Blog
Jan 2, 2019

Small Format, Big Impact: Shopper Response to Smaller Stores

Aldi - Small Format blog
As retailers like Best Buy and Toys R Us close the doors on hundreds of their locations, small format and specialty retailers are popping up left and right, with 2,970 small format shops opening in 2017 alone. Emerging retailers like Trader Joe’s, Aldi and Dollar General are finding massive success with their smaller stores, and established retailers like Target, Walmart and Macy’s are testing smaller formats for their traditionally large stores, as well.

What’s causing this small format revolution? Many retailers simply want to be closer to their customers, especially in urban areas that don’t have room for mega stores. Smaller stores allow retailers to be more agile, to offer new services and different brands, to take full advantage of technology, and to maintain leaner inventories.

Of course, there’s more to small format success than just cutting down on square footage. Big box retailers won’t succeed if they simply open smaller versions of their bigger boxes. What’s the key to big success with a small format, how does a compact footprint affect shopping trips, and what do customers like most about small format stores?

Numerator conducted a custom analysis of small format & specialty stores to answer these questions and more.

Small Format Shopping

Households make an average of 87 small format shopping trips per year, spending an average of $1,430, according to InfoScout OmniPanel™ data. 25% of CPG trips and 13% of CPG dollars go to small format and specialty stores.

Small stores don’t necessarily translate to small baskets, though. While dollar and convenience stores capture quick trips and tend to have lower average basket spend per trip, that’s not the case for Trader Joe’s, Aldi and Lidl. In fact, 21% of Aldi trips include 21 or more items, which is a higher percentage than Walmart and Kroger.

Basket size declines after the first or only stop in a trip circuit, and small formats capture those critical first or only stops. 44% of Trader Joe’s trips and 39% of Aldi trips are the first or only stop of the day in the trip circuit.

Shoppers Weigh In

While many smaller retailers are struggling to become relevant, Aldi’s model has already proven viable. According to Numerator survey data, 93% of Aldi trips are planned, compared to 76% for other small format stores. Additionally, 56% of Aldi shoppers consider Aldi their primary store, a far higher percentage than Trader Joe’s, Dollar General, Dollar Tree and Lidl.

It’s no secret that convenience is a major driver behind the success of small format stores, and our data reinforces that fact, with 50% of survey respondents saying small formats are much more convenient than larger stores.

But it’s not just about convenience. Shoppers are also reporting much better experiences (38%), value (36%) and selection (23%) at small format stores. Digging deeper into customer perception of Dollar General, Trader Joe’s and Aldi, we see that customers point to not only convenience, but friendly staff, store cleanliness, prices, brands and selection as positive attributes.

While customers certainly value the shopping experience, it’s not a key factor that would cause someone to switch to a different retailer.
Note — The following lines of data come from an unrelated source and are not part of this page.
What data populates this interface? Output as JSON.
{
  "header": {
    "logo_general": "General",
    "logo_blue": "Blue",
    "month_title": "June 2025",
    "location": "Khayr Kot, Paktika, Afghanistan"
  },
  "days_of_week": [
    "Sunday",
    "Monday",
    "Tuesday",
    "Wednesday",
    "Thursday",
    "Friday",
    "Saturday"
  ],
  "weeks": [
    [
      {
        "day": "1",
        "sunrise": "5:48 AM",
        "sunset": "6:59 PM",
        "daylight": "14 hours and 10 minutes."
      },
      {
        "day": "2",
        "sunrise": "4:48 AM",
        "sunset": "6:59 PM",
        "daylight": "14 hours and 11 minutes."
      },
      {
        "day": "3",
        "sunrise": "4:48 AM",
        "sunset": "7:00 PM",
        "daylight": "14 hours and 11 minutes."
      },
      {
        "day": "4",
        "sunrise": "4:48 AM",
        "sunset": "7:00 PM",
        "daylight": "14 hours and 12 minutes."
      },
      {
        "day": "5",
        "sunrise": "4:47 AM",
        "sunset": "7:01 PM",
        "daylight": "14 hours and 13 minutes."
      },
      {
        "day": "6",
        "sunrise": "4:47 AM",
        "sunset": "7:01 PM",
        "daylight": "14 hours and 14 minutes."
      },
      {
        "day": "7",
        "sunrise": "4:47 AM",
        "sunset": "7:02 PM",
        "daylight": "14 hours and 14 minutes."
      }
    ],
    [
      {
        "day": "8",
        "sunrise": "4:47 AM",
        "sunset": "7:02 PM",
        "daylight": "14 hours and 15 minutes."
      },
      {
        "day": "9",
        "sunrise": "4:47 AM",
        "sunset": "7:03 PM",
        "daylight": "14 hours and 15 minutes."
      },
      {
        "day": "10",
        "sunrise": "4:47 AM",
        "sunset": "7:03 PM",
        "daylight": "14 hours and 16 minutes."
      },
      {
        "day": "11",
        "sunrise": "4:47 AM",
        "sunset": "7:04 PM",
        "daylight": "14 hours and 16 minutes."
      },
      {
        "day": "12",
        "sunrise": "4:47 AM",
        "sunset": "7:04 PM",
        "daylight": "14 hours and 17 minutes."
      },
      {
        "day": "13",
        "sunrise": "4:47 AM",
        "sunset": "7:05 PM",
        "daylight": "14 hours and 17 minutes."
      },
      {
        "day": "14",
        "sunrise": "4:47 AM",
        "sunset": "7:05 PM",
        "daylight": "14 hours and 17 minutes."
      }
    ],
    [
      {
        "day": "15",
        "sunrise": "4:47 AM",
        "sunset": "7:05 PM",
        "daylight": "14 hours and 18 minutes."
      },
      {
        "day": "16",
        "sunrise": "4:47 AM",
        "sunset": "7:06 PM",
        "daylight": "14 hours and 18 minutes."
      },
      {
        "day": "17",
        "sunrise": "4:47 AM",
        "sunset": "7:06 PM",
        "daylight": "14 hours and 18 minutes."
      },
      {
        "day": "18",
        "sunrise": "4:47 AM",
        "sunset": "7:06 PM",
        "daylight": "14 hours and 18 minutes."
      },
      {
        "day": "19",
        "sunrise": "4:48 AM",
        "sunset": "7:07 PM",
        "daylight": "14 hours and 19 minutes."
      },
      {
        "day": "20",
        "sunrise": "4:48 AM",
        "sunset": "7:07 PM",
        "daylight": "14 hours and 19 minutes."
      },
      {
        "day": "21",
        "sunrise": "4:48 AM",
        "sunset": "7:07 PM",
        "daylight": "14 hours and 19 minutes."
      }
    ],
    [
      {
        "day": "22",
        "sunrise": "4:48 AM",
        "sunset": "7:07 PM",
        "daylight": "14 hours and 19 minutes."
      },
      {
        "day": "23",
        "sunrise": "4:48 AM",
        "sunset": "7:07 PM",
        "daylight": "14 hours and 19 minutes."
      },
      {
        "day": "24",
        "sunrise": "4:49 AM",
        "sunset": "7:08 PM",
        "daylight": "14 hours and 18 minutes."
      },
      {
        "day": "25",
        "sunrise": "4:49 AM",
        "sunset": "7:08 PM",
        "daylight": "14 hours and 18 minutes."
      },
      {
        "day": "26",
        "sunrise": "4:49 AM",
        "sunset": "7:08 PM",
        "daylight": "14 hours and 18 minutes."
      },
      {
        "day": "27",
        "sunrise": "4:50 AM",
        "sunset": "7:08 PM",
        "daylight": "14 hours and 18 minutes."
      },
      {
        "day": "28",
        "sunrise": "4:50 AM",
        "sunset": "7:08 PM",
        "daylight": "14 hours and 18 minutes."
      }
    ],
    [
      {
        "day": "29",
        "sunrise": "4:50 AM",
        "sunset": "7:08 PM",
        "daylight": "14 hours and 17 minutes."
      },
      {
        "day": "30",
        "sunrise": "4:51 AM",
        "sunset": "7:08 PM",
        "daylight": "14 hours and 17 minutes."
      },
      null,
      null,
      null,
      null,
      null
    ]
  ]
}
Product selection and availability are areas in which retailers and manufacturers can collaborate to win more shopping trips.

The Role of Private Label
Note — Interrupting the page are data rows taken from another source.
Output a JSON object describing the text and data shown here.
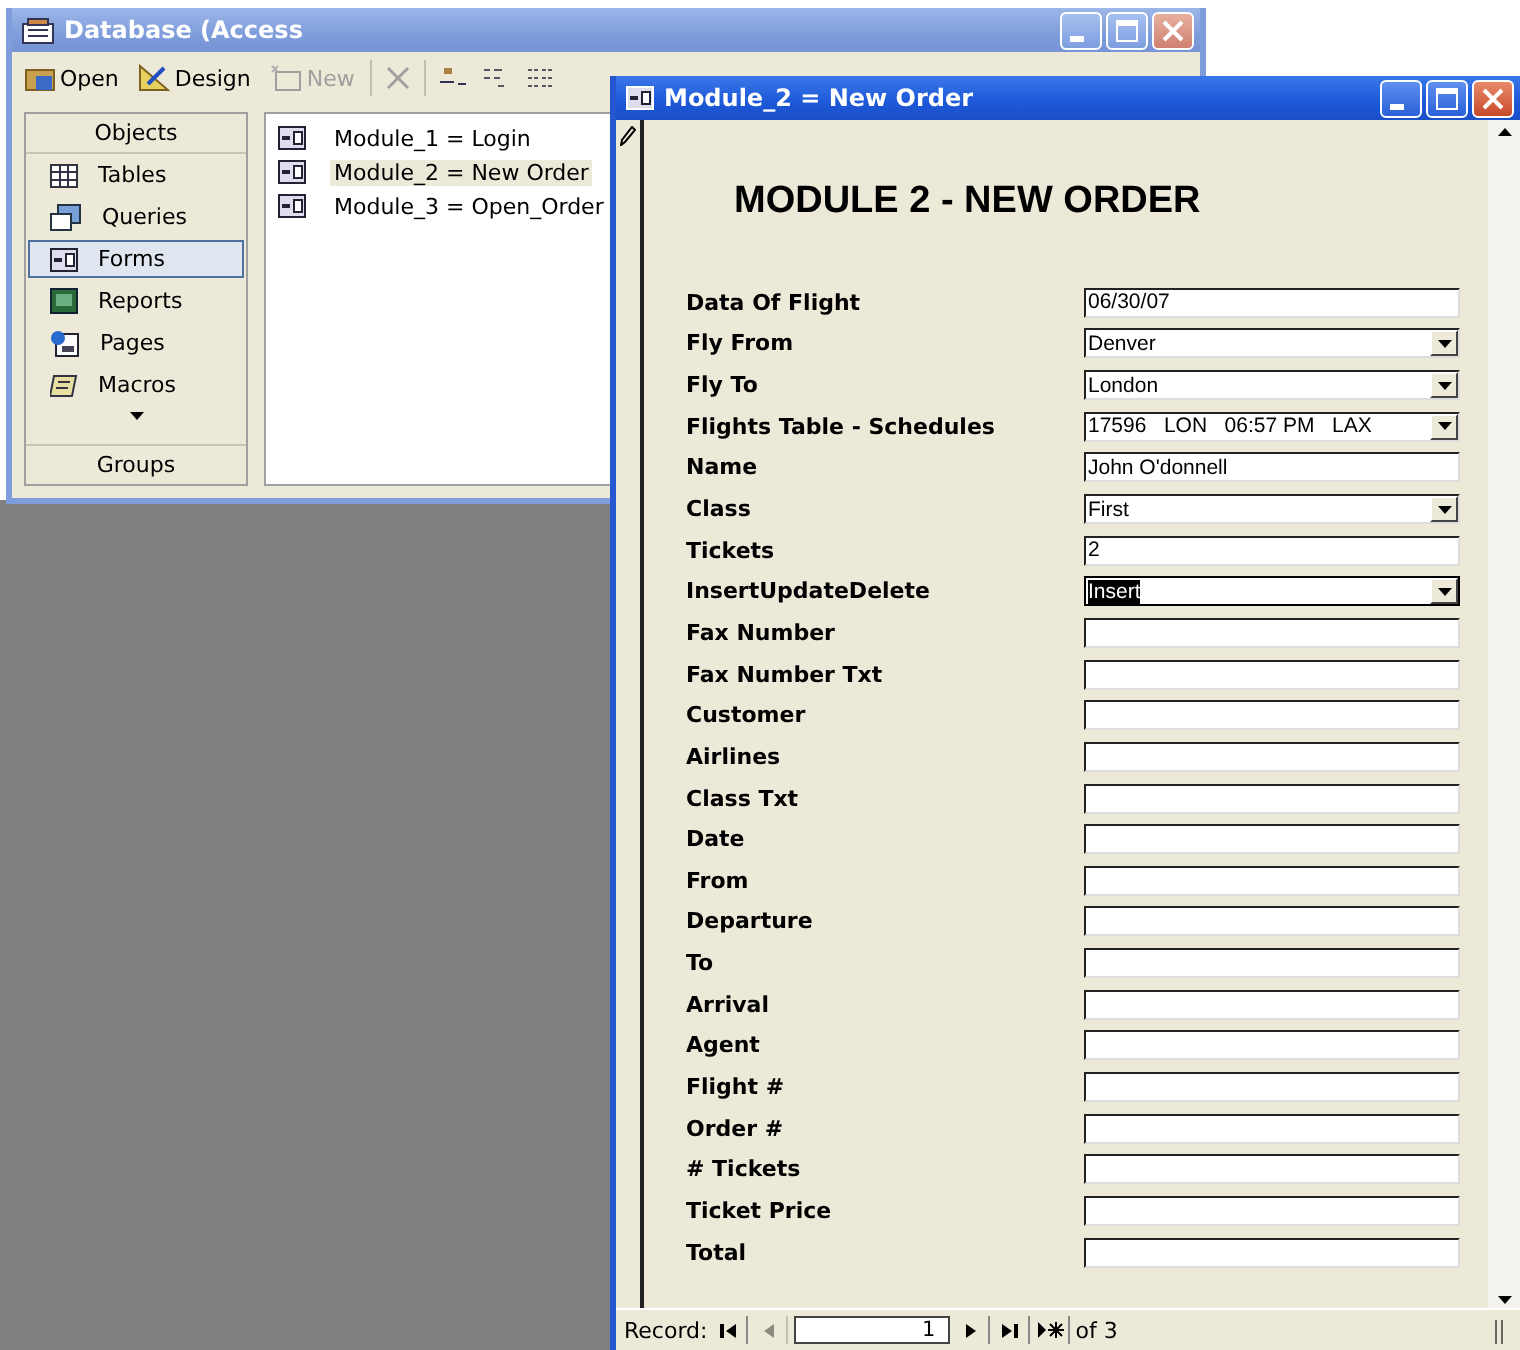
{
  "database_window": {
    "title": "Database (Access",
    "toolbar": [
      {
        "kind": "open",
        "label": "Open",
        "disabled": false
      },
      {
        "kind": "design",
        "label": "Design",
        "disabled": false
      },
      {
        "kind": "new",
        "label": "New",
        "disabled": true
      }
    ],
    "objects_header": "Objects",
    "objects": [
      {
        "kind": "tables",
        "label": "Tables",
        "selected": false
      },
      {
        "kind": "queries",
        "label": "Queries",
        "selected": false
      },
      {
        "kind": "forms",
        "label": "Forms",
        "selected": true
      },
      {
        "kind": "reports",
        "label": "Reports",
        "selected": false
      },
      {
        "kind": "pages",
        "label": "Pages",
        "selected": false
      },
      {
        "kind": "macros",
        "label": "Macros",
        "selected": false
      }
    ],
    "groups_label": "Groups",
    "forms": [
      {
        "name": "Module_1 = Login",
        "selected": false
      },
      {
        "name": "Module_2 = New Order",
        "selected": true
      },
      {
        "name": "Module_3 = Open_Order",
        "selected": false
      }
    ]
  },
  "form_window": {
    "title": "Module_2 = New Order",
    "heading": "MODULE 2 - NEW ORDER",
    "fields": [
      {
        "label": "Data Of Flight",
        "kind": "text",
        "value": "06/30/07",
        "selected": false
      },
      {
        "label": "Fly From",
        "kind": "combo",
        "value": "Denver",
        "selected": false
      },
      {
        "label": "Fly To",
        "kind": "combo",
        "value": "London",
        "selected": false
      },
      {
        "label": "Flights Table - Schedules",
        "kind": "combo",
        "value": "17596   LON   06:57 PM   LAX",
        "selected": false
      },
      {
        "label": "Name",
        "kind": "text",
        "value": "John O'donnell",
        "selected": false
      },
      {
        "label": "Class",
        "kind": "combo",
        "value": "First",
        "selected": false
      },
      {
        "label": "Tickets",
        "kind": "text",
        "value": "2",
        "selected": false
      },
      {
        "label": "InsertUpdateDelete",
        "kind": "combo",
        "value": "Insert",
        "selected": true
      },
      {
        "label": "Fax Number",
        "kind": "text",
        "selected": false
      },
      {
        "label": "Fax Number Txt",
        "kind": "text",
        "selected": false
      },
      {
        "label": "Customer",
        "kind": "text",
        "selected": false
      },
      {
        "label": "Airlines",
        "kind": "text",
        "selected": false
      },
      {
        "label": "Class Txt",
        "kind": "text",
        "selected": false
      },
      {
        "label": "Date",
        "kind": "text",
        "selected": false
      },
      {
        "label": "From",
        "kind": "text",
        "selected": false
      },
      {
        "label": "Departure",
        "kind": "text",
        "selected": false
      },
      {
        "label": "To",
        "kind": "text",
        "selected": false
      },
      {
        "label": "Arrival",
        "kind": "text",
        "selected": false
      },
      {
        "label": "Agent",
        "kind": "text",
        "selected": false
      },
      {
        "label": "Flight #",
        "kind": "text",
        "selected": false
      },
      {
        "label": "Order #",
        "kind": "text",
        "selected": false
      },
      {
        "label": "# Tickets",
        "kind": "text",
        "selected": false
      },
      {
        "label": "Ticket Price",
        "kind": "text",
        "selected": false
      },
      {
        "label": "Total",
        "kind": "text",
        "selected": false
      }
    ],
    "navigation": {
      "label": "Record:",
      "current": "1",
      "total": "of 3"
    }
  }
}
With such a limited amount of shelf space, small format retailers must think carefully about their product assortment; too many options could significantly cut into private label margins, while too few options could fail to satisfy shoppers. According to Numerator Analytics, private label represents a large percentage of sales for small format retailers such as Aldi (86% of sales), Lidl (73% of sales) and Dollar Tree (49% of sales).

To stay competitive and differentiated, larger retailers have the opportunity to promote a wide range of both products and price points to meet shopper needs. At the same time, manufacturers can offer  brands that deliver benefits not found in private label, both to complement small store assortments and to stand out in large stores.
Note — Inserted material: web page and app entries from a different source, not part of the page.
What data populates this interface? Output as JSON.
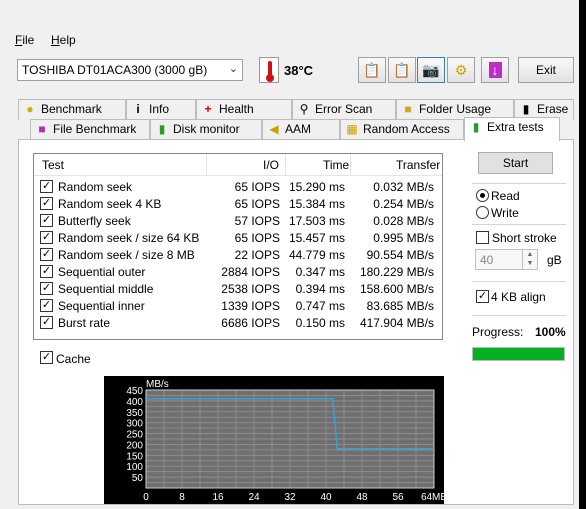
{
  "menu": {
    "file": "File",
    "file_key": "F",
    "file_rest": "ile",
    "help_key": "H",
    "help_rest": "elp"
  },
  "toolbar": {
    "drive": "TOSHIBA DT01ACA300 (3000 gB)",
    "temperature": "38°C",
    "exit_label": "Exit"
  },
  "tabs_top": [
    "Benchmark",
    "Info",
    "Health",
    "Error Scan",
    "Folder Usage",
    "Erase"
  ],
  "tabs_bottom": [
    "File Benchmark",
    "Disk monitor",
    "AAM",
    "Random Access",
    "Extra tests"
  ],
  "active_tab": "Extra tests",
  "table": {
    "headers": {
      "test": "Test",
      "io": "I/O",
      "time": "Time",
      "transfer": "Transfer"
    },
    "rows": [
      {
        "test": "Random seek",
        "io": "65 IOPS",
        "time": "15.290 ms",
        "transfer": "0.032 MB/s"
      },
      {
        "test": "Random seek 4 KB",
        "io": "65 IOPS",
        "time": "15.384 ms",
        "transfer": "0.254 MB/s"
      },
      {
        "test": "Butterfly seek",
        "io": "57 IOPS",
        "time": "17.503 ms",
        "transfer": "0.028 MB/s"
      },
      {
        "test": "Random seek / size 64 KB",
        "io": "65 IOPS",
        "time": "15.457 ms",
        "transfer": "0.995 MB/s"
      },
      {
        "test": "Random seek / size 8 MB",
        "io": "22 IOPS",
        "time": "44.779 ms",
        "transfer": "90.554 MB/s"
      },
      {
        "test": "Sequential outer",
        "io": "2884 IOPS",
        "time": "0.347 ms",
        "transfer": "180.229 MB/s"
      },
      {
        "test": "Sequential middle",
        "io": "2538 IOPS",
        "time": "0.394 ms",
        "transfer": "158.600 MB/s"
      },
      {
        "test": "Sequential inner",
        "io": "1339 IOPS",
        "time": "0.747 ms",
        "transfer": "83.685 MB/s"
      },
      {
        "test": "Burst rate",
        "io": "6686 IOPS",
        "time": "0.150 ms",
        "transfer": "417.904 MB/s"
      }
    ]
  },
  "cache_label": "Cache",
  "side": {
    "start_label": "Start",
    "read_label": "Read",
    "write_label": "Write",
    "short_stroke_label": "Short stroke",
    "stroke_value": "40",
    "stroke_unit": "gB",
    "align_label": "4 KB align",
    "progress_label": "Progress:",
    "progress_text": "100%",
    "progress_value": 1.0
  },
  "colors": {
    "progress": "#06b025",
    "series": "#3c9fd8",
    "chart_bg": "#6f6f6f",
    "grid": "#8c8c8c"
  },
  "chart_data": {
    "type": "line",
    "ylabel": "MB/s",
    "xunit": "MB",
    "y_ticks": [
      450,
      400,
      350,
      300,
      250,
      200,
      150,
      100,
      50
    ],
    "x_ticks": [
      0,
      8,
      16,
      24,
      32,
      40,
      48,
      56,
      64
    ],
    "xlim": [
      0,
      64
    ],
    "ylim": [
      0,
      450
    ],
    "series": [
      {
        "x": [
          0,
          41.5,
          42.5,
          64
        ],
        "y": [
          410,
          410,
          180,
          180
        ]
      }
    ],
    "grid": true
  }
}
Key Takeaways

Despite their smaller footprints and limited assortments, small format stores see dollar spend that is on par with their large format counterparts. As these new stores continue to flourish, we have a few suggestions for manufacturers and retailers large and small.  

For Small Format Retailers:

  • Optimize assortment to attract the maximum number of trips.

  • Continue to deliver the convenience and value that make smaller stores stand out from larger retailers in the eyes of the consumer.

  • Find the right balance between food and non-food products to operate efficiently.

  • Identify categories in which private label is competitive and determine when national brands are necessary to satisfy core shopper needs.

For Manufacturers:

  • Offer the right product at the right price to meet consumer expectations.

  • Differentiate products from the private labels offered by small format retailers.

For Large Format Retailers:

  • Focus on providing a better assortment, not a larger assortment, to differentiate from smaller retailers.

  • Find the right mix of local and niche brands that appeal to shoppers. This should include unique, value-added private label.

  • Look for ways to accommodate on-the-go shoppers by making shopping more convenient for smaller trips.

  • Develop marketing strategies that speak to the needs and preferences of small format shoppers.

Click here to set up a demo and learn more about how Numerator, powered by the InfoScout OmniPanel, can help you succeed in a quickly evolving retail landscape.